Having lived through the cancer that took the life of my husband Jim eight years ago, I was thinking today about how similar some of my emotions are in this pandemic to those we faced in the aftermath of his diagnosis. Although then we knew how his story would eventually end, we had a lot of hope at the beginning that effective treatment could keep him around for a few more years.
The immediate period after his diagnosis of metastatic prostate cancer was surprisingly unchanged, once we both got used to the small puncture in his back and the tube connecting to a urine collection bag that was always tucked under his clothes. Soon we were back to playing tennis, and going along in our lives more or less as usual. We went a spur-of-the-moment trip to Hawaii over Thanksgiving rather than waiting for Spring Break, as we had planned. We laughed, we teased, we kept the bounce in our step.
The drone in the background was louder in my head than his. He was still denying the reality behind his PSA numbers. Treatment wasn’t working. He wouldn’t have the luxury many luckier prostate cancer patients have in their 70s, of being able to slow a 100% fatal cancer down so long they were liable to die of something else first.
He couldn’t go in the water in Hawaii because of his bag, so it wasn’t the same splashy-grinny trip we took the year before to Lake Okanagan in British Columbia, when we were blissfully unaware of the cancer already taking root. But we were there, together in Maui, and that was what mattered. We went because of the unsaid message running through my head that made me insist on taking the trip then rather than waiting. I knew we were making our last memories. I knew this was about the quality of the rest of his life. He died a few weeks before Spring Break. We had made a wonderful memory while we still could. It made him smile for a few months I am still smiling
It was always there, that drone in the background, brought forward occasionally by a jolt of awareness that something had changed. We still played tennis but for a shorter periods, then less often. Then we changed the rules so Jim didn’t have to run more than one step. Then we stopped playing. Jim ate and drank with the same gusto, then, slowly, he didn’t.
And then he fell off a cliff. That is what dying of cancer is like. You are okay, all things considered, then suddenly you’re not. We played very abbreviated tennis up to six weeks before he died. He was still making his own lunch three weeks before he hit that cliff. Just as the doctor predicted, he stayed in bed more and more until he was there all day.
Jim went to hospice when the cancer, or the medication—I’m not sure which— affected his brain and he was behaving erratically in ways I was afraid I could not physically control. He died three days later.
Why does this feel so similar? It’s that drone in the background.

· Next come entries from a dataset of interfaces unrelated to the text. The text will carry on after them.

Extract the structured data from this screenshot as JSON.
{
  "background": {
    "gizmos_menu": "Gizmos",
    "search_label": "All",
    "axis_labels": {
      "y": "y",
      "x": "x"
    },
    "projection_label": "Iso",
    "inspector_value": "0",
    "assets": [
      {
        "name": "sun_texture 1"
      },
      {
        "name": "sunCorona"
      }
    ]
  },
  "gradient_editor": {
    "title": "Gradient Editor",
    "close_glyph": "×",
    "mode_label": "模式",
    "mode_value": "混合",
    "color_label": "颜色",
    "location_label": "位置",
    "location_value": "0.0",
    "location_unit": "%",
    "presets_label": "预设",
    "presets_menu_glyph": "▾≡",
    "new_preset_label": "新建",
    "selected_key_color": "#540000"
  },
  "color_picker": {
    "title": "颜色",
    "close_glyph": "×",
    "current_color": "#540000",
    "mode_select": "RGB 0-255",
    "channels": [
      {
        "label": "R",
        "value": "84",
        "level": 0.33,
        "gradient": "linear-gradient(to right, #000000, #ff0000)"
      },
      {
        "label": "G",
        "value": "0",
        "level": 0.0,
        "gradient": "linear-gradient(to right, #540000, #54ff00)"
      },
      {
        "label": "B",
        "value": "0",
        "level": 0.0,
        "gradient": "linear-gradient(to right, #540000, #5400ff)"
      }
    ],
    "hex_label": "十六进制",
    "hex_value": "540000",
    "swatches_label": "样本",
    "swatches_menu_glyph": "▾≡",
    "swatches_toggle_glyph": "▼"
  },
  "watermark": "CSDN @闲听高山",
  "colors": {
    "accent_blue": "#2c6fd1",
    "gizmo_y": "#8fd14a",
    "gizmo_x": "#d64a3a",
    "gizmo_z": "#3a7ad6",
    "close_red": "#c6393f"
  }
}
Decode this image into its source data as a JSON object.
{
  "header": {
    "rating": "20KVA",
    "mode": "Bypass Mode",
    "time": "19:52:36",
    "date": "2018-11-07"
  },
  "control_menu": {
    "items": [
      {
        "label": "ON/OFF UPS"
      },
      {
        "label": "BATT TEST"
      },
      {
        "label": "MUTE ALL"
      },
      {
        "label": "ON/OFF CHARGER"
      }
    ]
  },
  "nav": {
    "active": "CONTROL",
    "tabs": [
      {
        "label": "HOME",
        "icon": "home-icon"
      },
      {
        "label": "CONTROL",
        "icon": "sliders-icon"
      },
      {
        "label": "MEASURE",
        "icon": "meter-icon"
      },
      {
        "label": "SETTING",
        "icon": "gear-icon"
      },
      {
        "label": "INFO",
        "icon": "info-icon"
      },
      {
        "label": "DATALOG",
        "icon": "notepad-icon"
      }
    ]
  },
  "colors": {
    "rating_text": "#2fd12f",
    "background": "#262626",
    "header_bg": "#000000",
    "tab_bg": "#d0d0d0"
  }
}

Maybe the virus is digging into my cells right now. Maybe it’s already too late. Maybe this is it and I just don’t know the details. Maybe this is something I will survive and end up dying years down the road of something else. Maybe this story is happening right now not to me, but to someone I love.
Life today is also similar because it is so disrupted. Our old lives aren’t on temporary hold. In some respects they are already over. By the time Jim died, our beautiful condo had been ripped apart because I insisted that his two East Coast children not leave it to me to communicate with them after his death about what of his they wanted. We packed up and mailed things while they were here to say goodbye, despite how horrible we felt because he was sleeping in the back bedroom while we went through his things.
Life became a slow, incremental process of losing a little, then a little more. Then losing everything, except what can’t be lost, and that is the spirit in the living that enables us to go on, and the dead to transition whatever, if anything, might be beyond.
When you acknowledge the possibility of a fatal process already underway in your body, it changes your relationship to the material things in your life. I look around and wonder what it might be like for my son to confront what I leave behind. This virus also makes us confront our non-material legacy— the story of what we have done with our lives. To come bang-up against what it may be too late to do.
Maybe I have this malignancy now, maybe I don’t. Maybe I will get it later, maybe not. But for now, I am going to navigate this changed world with the best, most hopeful spirit I can bring to it. I am still planning my future. I am trying to learn all I can from this. The drone isn’t entirely bad. It alerts us to what is really important, and to the value of things— like love— that no disease can take away.